Component data from apps and pages

═══

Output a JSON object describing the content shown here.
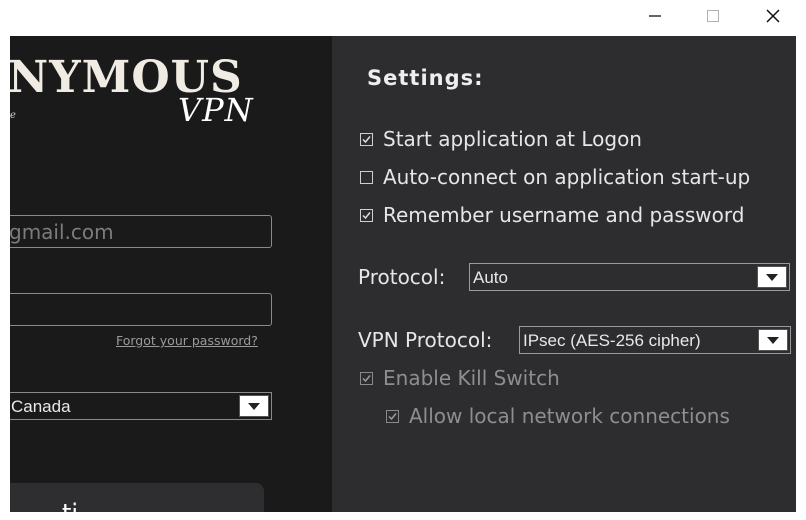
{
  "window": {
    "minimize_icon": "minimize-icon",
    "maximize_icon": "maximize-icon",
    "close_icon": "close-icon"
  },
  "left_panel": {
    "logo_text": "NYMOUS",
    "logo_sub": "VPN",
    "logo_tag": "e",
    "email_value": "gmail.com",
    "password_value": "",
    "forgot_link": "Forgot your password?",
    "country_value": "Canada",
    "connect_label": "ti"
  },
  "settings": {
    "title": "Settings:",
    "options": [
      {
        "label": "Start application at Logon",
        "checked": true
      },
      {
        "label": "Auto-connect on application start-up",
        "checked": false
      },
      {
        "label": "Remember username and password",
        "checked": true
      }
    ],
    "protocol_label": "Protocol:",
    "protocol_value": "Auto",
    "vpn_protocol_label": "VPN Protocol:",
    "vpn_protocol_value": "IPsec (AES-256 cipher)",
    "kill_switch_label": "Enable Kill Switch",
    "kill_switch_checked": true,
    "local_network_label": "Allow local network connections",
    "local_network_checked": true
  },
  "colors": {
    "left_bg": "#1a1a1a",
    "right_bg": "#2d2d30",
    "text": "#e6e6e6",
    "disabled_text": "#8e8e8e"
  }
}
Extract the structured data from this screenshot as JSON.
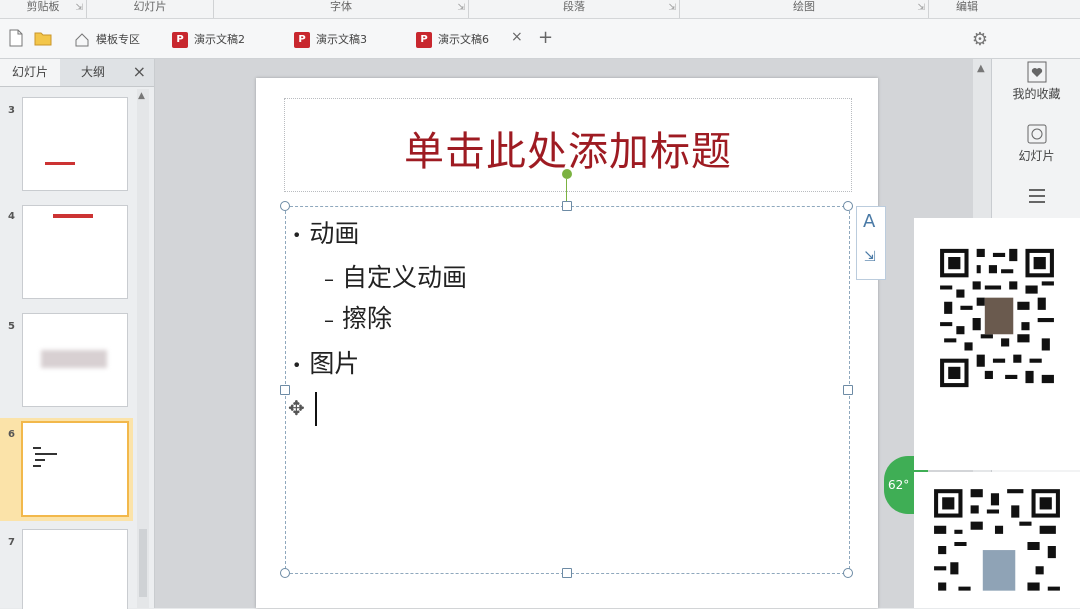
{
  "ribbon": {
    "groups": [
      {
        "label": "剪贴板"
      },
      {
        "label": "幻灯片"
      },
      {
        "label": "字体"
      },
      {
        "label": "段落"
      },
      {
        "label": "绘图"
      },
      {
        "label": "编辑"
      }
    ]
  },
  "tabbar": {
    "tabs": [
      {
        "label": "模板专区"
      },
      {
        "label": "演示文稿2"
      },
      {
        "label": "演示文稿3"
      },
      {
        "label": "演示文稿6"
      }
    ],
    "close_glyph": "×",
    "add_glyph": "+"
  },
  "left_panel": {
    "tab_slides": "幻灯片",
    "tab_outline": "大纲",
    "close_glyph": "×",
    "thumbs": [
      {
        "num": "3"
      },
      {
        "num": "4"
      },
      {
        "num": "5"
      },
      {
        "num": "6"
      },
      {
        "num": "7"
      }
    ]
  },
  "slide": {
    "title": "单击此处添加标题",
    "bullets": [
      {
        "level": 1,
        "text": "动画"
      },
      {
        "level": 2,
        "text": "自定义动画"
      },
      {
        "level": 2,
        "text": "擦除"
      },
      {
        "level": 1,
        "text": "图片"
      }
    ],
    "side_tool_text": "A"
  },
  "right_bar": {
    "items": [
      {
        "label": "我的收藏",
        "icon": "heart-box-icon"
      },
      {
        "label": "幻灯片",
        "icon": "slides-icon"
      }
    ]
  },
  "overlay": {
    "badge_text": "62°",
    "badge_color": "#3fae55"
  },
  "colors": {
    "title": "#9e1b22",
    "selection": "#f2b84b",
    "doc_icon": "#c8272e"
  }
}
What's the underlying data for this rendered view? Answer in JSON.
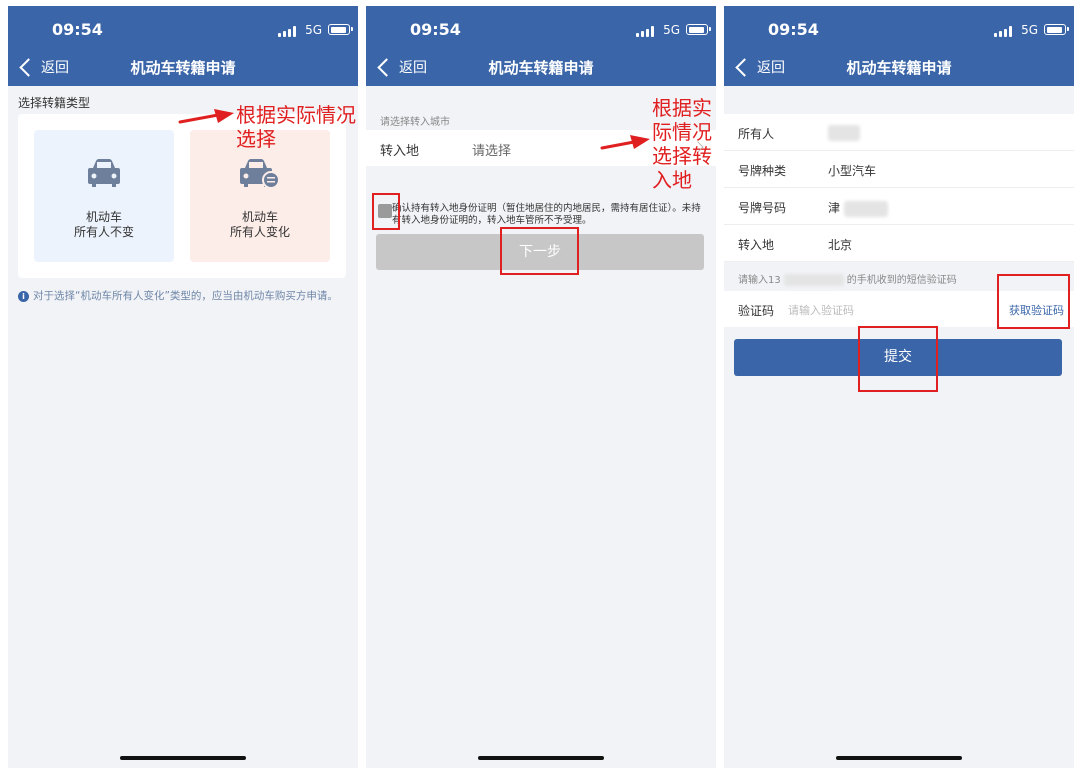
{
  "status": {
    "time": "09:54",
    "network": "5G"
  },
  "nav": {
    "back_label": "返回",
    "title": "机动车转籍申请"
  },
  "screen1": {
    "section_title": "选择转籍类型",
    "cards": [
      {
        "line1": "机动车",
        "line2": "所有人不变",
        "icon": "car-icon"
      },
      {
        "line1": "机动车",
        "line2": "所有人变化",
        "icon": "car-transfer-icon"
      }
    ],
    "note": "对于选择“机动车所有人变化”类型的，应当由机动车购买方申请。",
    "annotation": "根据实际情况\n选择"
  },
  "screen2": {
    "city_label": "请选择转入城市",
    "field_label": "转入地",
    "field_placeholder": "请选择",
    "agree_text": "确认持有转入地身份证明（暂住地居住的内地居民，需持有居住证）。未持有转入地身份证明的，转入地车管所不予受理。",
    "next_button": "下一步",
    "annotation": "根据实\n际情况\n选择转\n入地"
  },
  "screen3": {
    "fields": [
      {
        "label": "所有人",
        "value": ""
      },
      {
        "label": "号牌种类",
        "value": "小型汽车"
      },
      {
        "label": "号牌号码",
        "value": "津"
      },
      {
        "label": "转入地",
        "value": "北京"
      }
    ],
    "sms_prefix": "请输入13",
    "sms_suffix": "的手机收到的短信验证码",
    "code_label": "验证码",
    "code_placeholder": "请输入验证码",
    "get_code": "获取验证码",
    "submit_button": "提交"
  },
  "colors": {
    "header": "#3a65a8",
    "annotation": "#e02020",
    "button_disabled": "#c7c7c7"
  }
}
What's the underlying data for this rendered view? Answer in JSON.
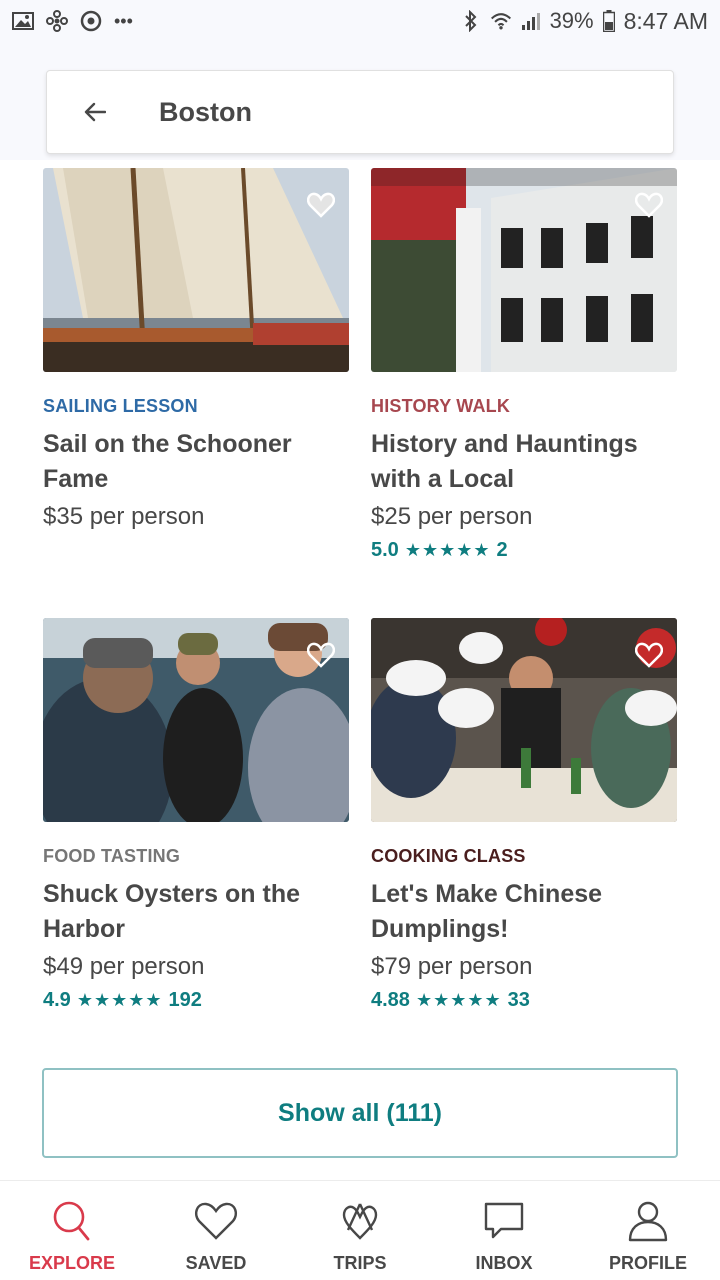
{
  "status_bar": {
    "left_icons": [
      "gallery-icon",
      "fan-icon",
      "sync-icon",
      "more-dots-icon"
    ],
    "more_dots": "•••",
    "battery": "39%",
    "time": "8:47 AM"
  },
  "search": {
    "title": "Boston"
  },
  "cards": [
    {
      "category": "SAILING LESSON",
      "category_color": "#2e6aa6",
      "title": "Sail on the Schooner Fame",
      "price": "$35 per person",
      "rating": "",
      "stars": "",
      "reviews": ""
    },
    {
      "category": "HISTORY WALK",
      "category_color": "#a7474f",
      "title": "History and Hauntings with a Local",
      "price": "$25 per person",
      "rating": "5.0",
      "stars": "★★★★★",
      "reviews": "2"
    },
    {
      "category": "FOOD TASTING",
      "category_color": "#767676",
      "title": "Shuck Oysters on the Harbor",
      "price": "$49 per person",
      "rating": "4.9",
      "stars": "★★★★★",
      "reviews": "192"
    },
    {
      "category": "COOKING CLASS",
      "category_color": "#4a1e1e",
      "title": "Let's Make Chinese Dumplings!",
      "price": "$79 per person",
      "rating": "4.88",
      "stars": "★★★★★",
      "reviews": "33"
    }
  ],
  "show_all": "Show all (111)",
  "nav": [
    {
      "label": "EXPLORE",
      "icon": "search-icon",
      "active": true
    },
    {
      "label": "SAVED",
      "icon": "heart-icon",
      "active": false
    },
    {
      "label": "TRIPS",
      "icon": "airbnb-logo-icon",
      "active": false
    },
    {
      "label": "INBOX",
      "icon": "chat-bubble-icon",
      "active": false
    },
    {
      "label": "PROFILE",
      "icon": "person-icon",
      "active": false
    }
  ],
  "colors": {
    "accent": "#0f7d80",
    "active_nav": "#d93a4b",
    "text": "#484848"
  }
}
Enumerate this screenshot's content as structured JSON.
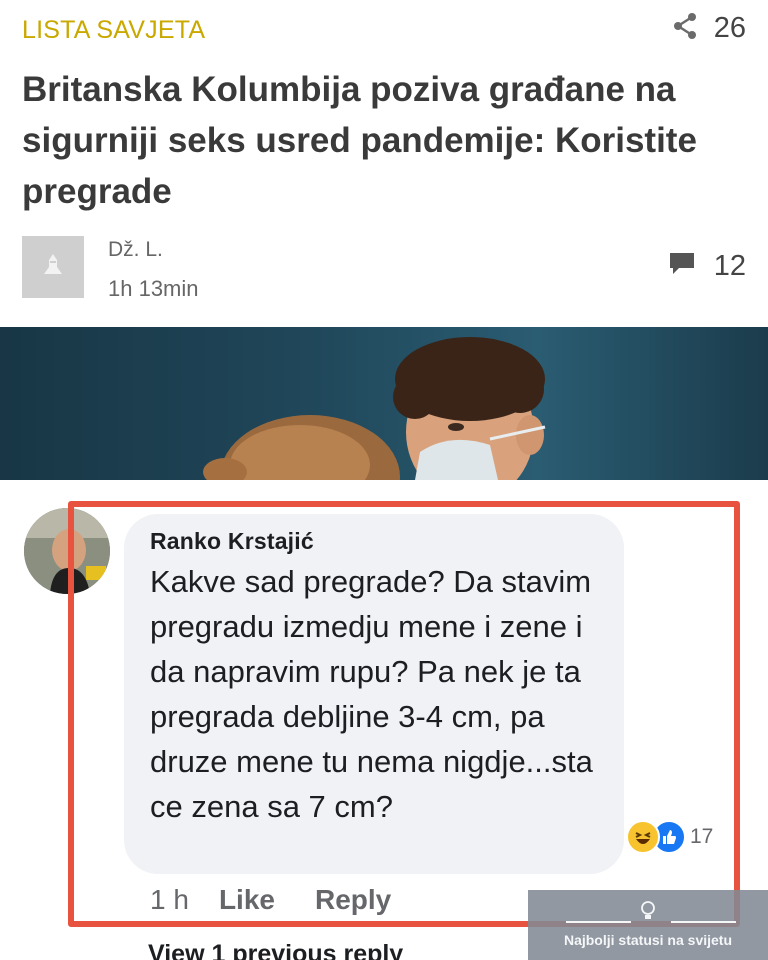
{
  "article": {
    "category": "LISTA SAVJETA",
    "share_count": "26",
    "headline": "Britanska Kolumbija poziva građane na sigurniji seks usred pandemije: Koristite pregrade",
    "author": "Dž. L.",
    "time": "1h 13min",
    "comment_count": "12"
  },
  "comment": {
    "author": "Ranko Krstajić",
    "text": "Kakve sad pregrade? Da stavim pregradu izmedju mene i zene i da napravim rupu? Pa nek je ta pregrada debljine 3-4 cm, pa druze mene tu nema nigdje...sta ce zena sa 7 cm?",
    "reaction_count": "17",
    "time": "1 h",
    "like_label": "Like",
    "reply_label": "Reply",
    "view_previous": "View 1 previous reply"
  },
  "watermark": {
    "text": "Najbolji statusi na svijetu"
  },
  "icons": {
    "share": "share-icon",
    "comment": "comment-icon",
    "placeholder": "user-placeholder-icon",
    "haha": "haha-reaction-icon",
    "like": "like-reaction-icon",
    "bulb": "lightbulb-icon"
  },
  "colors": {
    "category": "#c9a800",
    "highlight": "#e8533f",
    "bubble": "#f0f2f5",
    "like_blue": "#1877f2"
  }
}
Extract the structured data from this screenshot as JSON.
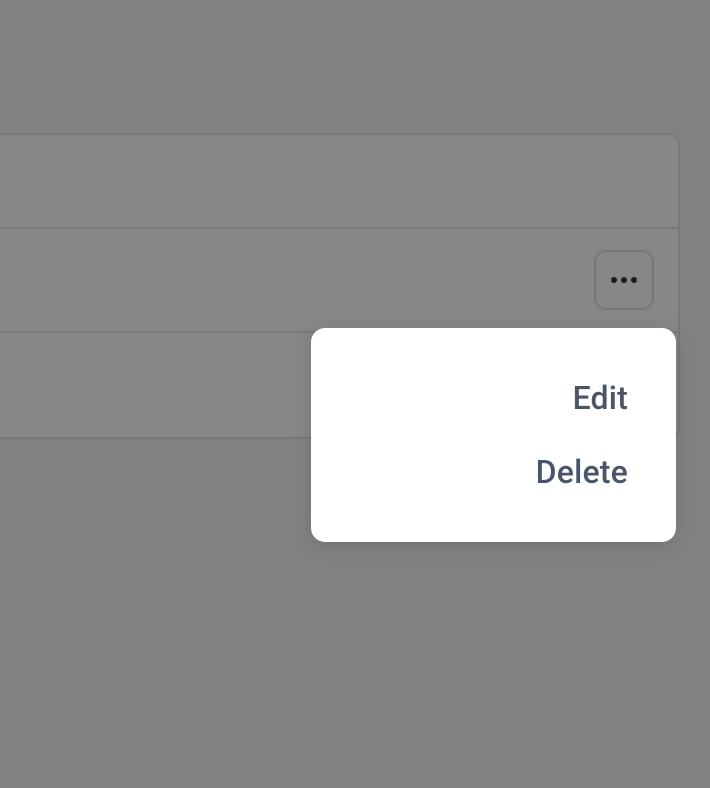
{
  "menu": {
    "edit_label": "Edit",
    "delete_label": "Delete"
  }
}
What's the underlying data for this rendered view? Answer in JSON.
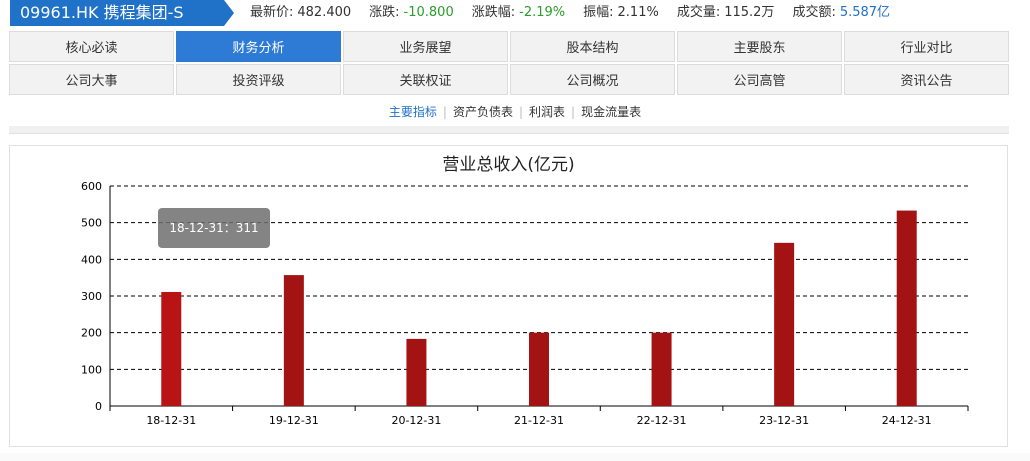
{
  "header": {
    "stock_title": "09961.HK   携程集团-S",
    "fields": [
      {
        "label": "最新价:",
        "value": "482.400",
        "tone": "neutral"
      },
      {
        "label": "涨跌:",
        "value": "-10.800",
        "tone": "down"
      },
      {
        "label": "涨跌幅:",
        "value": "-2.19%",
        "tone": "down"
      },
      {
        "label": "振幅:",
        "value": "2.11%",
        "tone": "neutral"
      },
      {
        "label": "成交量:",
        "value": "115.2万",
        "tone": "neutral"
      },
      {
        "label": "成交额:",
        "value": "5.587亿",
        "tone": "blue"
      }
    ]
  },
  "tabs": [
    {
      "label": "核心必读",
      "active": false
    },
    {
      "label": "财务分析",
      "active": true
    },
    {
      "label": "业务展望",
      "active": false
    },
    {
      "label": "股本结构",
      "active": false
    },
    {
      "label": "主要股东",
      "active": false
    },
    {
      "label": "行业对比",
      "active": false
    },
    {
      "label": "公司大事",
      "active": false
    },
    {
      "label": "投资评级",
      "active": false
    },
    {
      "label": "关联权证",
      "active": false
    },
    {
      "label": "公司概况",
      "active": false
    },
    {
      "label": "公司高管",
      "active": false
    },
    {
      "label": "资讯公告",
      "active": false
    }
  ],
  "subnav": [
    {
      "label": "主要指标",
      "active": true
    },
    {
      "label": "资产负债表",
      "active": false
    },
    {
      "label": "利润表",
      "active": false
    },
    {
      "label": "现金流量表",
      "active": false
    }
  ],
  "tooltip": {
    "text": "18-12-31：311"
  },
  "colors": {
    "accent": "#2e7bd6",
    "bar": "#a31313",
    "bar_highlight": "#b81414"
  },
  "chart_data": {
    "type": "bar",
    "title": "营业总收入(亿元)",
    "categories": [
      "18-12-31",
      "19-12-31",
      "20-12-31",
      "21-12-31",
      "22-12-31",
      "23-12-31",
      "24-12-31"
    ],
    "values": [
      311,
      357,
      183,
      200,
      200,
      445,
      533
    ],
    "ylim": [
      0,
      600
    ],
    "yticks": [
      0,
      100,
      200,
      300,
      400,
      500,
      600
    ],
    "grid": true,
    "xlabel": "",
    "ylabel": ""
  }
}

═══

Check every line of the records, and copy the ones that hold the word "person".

▶ **FINISHED EXERCISE**
      "price": "$35 per person",
      "price": "$25 per person",
      "price": "$49 per person",
      "price": "$79 per person",
      "icon": "person-icon",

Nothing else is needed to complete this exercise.